Also, Mr. C. M. H----, of Boston, formerly partner of George T. Brown, pharmacist, No. 5 Beacon St., will tell you that he was my student in December, 1884; and that before leaving the class he took a patient thoroughly addicted to the use of opium--if she went without it twenty-four hours she would have delirium--and in forty-eight hours cured her perfectly of this habit, with no bad results, but with decided improvement in health. 

I have not yet made surgery one of the mental branches taught in my college; although students treat sprains, contusions, etc., successfully. In the case of sprain of the wrist-joint, where the regular doctor had put on splints and bandages to remain six weeks, a student of mine removed these appliances the same day and effected the cure in less than one week. Reference, Mrs. M. A. F----, 107 Eutaw Street, East Boston. 

I agree with the Professor, that every system of medicine claims more than it practises. If the system is Science, it includes of necessity the Principle, which the learner can demonstrate only in proportion as he understands it. 
Miscellaneous Writings 242

The final development stream that Mary Baker Eddy set up for society's spiritual self-development, is described by the river Euphrates, which she defined as:

Euphrates (river): Divine Science encompassing the universe and man; the true idea of God; a type of the glory which is to come; metaphysics taking the place of physics; the reign of righteousness. The atmosphere of human belief before it accepts sin, sickness, or death; a state of mortal thought, the only error of which is limitation; finity; the opposite of infinity.

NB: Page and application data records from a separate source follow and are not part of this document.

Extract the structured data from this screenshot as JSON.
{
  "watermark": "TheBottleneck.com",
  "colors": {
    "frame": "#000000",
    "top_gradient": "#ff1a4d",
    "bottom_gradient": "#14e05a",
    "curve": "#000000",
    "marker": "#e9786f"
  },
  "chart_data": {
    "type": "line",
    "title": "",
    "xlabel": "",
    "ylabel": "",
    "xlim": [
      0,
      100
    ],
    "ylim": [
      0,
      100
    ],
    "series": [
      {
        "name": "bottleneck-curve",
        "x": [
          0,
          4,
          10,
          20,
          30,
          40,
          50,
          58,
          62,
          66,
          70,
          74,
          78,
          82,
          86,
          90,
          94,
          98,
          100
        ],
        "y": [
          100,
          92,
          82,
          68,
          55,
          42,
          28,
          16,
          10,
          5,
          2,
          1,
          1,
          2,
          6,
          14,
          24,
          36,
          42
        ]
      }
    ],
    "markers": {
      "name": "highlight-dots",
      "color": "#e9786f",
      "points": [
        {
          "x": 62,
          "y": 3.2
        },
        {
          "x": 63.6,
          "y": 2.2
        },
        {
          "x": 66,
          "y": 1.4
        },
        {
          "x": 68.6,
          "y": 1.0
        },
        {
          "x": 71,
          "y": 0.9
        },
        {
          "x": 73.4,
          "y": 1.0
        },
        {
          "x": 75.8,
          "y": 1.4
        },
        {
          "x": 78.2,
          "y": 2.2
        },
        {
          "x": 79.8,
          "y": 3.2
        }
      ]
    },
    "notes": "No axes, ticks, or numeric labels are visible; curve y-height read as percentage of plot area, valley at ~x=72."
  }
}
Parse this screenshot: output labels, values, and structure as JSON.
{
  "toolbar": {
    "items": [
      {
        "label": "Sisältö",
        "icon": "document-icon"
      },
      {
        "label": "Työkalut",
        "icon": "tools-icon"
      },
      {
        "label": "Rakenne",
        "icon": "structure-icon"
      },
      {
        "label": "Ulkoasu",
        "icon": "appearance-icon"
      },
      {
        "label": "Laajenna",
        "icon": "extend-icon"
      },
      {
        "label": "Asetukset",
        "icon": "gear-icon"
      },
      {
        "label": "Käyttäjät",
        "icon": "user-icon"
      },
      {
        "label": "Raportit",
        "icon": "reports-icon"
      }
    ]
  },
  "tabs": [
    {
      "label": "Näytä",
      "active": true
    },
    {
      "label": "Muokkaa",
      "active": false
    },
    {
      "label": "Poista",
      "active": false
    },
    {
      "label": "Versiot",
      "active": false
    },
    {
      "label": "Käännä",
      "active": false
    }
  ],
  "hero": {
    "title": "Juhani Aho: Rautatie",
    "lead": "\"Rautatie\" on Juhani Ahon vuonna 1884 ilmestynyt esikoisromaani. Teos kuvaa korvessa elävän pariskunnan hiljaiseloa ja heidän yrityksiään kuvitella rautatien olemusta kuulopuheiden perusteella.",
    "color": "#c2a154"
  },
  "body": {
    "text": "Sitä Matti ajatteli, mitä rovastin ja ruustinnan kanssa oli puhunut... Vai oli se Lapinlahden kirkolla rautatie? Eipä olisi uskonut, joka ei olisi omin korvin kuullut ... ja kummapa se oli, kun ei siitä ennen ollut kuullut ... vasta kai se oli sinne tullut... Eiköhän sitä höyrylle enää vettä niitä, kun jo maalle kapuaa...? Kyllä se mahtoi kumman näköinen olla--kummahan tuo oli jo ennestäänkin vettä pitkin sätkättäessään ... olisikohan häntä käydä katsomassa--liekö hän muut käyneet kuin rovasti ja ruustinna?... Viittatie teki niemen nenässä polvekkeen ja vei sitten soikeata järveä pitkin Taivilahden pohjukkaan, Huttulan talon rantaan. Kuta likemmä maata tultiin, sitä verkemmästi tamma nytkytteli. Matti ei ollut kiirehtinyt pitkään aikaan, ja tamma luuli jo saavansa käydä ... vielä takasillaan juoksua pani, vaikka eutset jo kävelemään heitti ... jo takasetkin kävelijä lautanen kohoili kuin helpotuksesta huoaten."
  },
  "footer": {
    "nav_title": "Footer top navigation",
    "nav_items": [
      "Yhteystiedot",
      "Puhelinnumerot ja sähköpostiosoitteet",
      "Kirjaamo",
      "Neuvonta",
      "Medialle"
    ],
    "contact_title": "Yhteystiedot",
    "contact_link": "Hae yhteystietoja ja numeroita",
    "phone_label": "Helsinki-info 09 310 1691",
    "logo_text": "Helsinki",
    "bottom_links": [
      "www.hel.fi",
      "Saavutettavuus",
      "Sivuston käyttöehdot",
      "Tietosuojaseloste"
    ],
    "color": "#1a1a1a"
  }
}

In the above article from one of her books she writes, "If the system is Science, it includes of necessity the Principle, which the learner can demonstrate only in proportion as he understands it. " This means that more than just a superficial approach in scientific and spiritual development is required to achieve the larger goal. This lack of development over the last hundred years when the above was written, naturally reflects itself in a corresponding decline in this kind of healing work. Nevertheless, it has continued to the present day to some degree, and will likely rebound to its earlier potential when the last development stream that she set up for society to unfold its potential becomes acknowledged and fully activated.

The description for the river Euphrates illustrates what is involved in the advance of the scientific development of society's true potential. The definition for the river talks about divine Science encompassing the universe and man. It talks about metaphysics taking the place of physics. And it says more than that. The description of the river has a second sentence attached to the initial statement. In this second sentence we find this boundless process of scientific development described as unfolding in an atmosphere of human thought that is bound to human limits and finity. Isn't she saying to us with that, that it is possible, and she has proven this herself, for one to reach beyond those limits of human thought and embrace in divine Science the universe and man, with all the etceteras this process includes? Indeed, her revelation of Christian Science in 1866 is ample proof of the remarkable capacity of our spiritual nature.

Rolf Witzsche